By Mark Reifkind
There are no strong people with weak hands.
In fact, grip strength, along with abdominal and hip strength (read glute) are the three key neural generators of strength. You’ll never meet a weak mechanic or farmer or anyone who uses their hands in manual labor. Why? Because the body is a linked, interconnected system and the hands (along with the feet) are our first connection to the physical world. Strong hands, strong body.
Grip strength is also being used now by doctors as a key indicator of longevity. When your grip goes, your health might not be far behind. It’s been said that the legs are the first to go, but perhaps it’s the grip that tells us when we are losing the battle of strength and health.
Pavel has said that the easiest way to maintain overall body strength during a gap in your weight training is to maintain or build grip strength with grippers. This is partly because when one is maximally activating the grip, the abs and glutes come on line reflexively (Sherrington’s Law of irradiation) and if one wants to maximize their force production, voluntarily flexing those muscles intentionally will increase strength dramatically (hyper-irradiation).
That’s a lot of strength and force just from grip work! Work the hands and the entire body comes along.
For me, when it comes to building a seriously strong grip, nothing beats ballistic kettlebell training. After 13 years of competitive powerlifting, my grip was seriously strong from deadlifts of all sorts. When I got into kettlebell work I never went over 32 kg for one arm swings or snatches and my grip seemed fine. After more than a few years of no deadlifting and focusing more on 24 kg snatches than swings, I decided to go heavy into swing training. I was shocked when the 36 kg seriously challenged my grip for one-arm swings! I stayed with it though and built up to where I did 100 one arm swings with a 48 kg bell in five minutes; ten reps every 15 seconds (with 15 seconds rest).
My grip strength was as good as when I could deadlift 3x bodyweight!
No less a luminary than Dr. Fred Hatfield (one of the first to squat 1000 lbs in competition, at 45 years old and 240 lbs.) wrote that he didn’t think there was anything better than heavy barbell power cleans (without straps) to build grip strength and power.
Gripping a heavy barbell that you are also trying to accelerate maximally challenges the grip to its limit.
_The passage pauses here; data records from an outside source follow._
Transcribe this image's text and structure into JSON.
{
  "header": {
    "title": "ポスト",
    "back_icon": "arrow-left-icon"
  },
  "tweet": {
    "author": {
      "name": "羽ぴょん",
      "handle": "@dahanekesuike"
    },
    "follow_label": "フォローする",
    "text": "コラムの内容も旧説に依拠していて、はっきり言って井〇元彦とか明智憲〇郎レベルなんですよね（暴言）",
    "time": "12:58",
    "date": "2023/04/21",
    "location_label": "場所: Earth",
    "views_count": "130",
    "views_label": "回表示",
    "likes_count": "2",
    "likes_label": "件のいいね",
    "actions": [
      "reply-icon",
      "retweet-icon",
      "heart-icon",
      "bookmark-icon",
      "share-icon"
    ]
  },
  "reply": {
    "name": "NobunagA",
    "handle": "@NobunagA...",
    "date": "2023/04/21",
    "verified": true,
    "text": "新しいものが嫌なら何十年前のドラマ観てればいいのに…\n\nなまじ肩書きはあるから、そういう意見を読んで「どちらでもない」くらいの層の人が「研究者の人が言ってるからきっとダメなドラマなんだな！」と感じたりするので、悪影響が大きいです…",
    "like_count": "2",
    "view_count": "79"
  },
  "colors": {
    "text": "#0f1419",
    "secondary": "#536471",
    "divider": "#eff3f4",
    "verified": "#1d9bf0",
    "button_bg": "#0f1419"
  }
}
Pretty much just like heavy or high rep kettlebell ballistics. These kinds of endeavors typically also work the abs and the glutes. The Strength Triumvirate.
For these hard and heavy grip endeavors, one undoubtedly needs chalk. Not just any chalk, but great chalk. Like, VIKN Performance Chalk. This solidifies the hand to iron connection. Spot welds it to the metal. Helps link up the strength of the hand to the strength of the body. All great iron athletes use it; Weightlifters, powerlifters, strongmen. And gymnasts, rock climbers and kettlebell athletes as well.
These athletes all depend on their grip and hand strength. And all use chalk. A lot of chalk.
Since there are very few muscles in the hand itself, much of grip strength comes from strong forearms. Another advantage of training the grip for strength and endurance is the development of your forearms. Just as you never see a strong person with a weak grip, you never find someone with strong grip with small forearms. In fact, thick, meaty forearms just scream strength.
Another important component of true grip strength, are exercises that really work the thumb. As good as kettlebell ballistics are for the grip, the thumb muscles (pollicus brevis and longus) don’t really come into play. You could swing with a false grip easily.
Clubbell training, however, will challenge the grip in a big way. Your overall grip strength and muscular development will improve as well. The torque on the grip with clubbell or mace work just has to be experienced to be believed.
The closest thing to this without clubs would be doing pullups while gripping a vertical towel or rope hanging from the bar. Just hanging is amazingly challenging. Any exercise done this way (leg raises, L sits, etc.) will make it a serious grip challenge as well.
Of course an article on grip strength without mentioning old time strongman feats of strength would just not be complete. Bending horseshoes, rolling up frying pans and tearing cards test the grip probably like no other feats. But be careful, it’s very easy to damage the tendons and ligaments of the hand by doing so. Make sure to seek out a competent and experienced strongman coach before you get started. And remember, joint injuries are the gift that keeps on giving.
Modern grip challenges like the Captains of Crush hand grippers are an excellent way to build up the absolute strength of the hands and wrist. This tool can take a hand strength athlete as far as they want to go in a safe, progressive manner with little coaching needed.
Hand strength is vital, especially as we age. No matter what method you choose to train your grip, hands and forearms, just know that it’s more important that you do, than how you do it!
And, don’t forget to chalk up :)
Mark Reifkind is the Owner and Master Instructor of Girya Strength. Head to VIKN’s Ambassadors Page to learn more.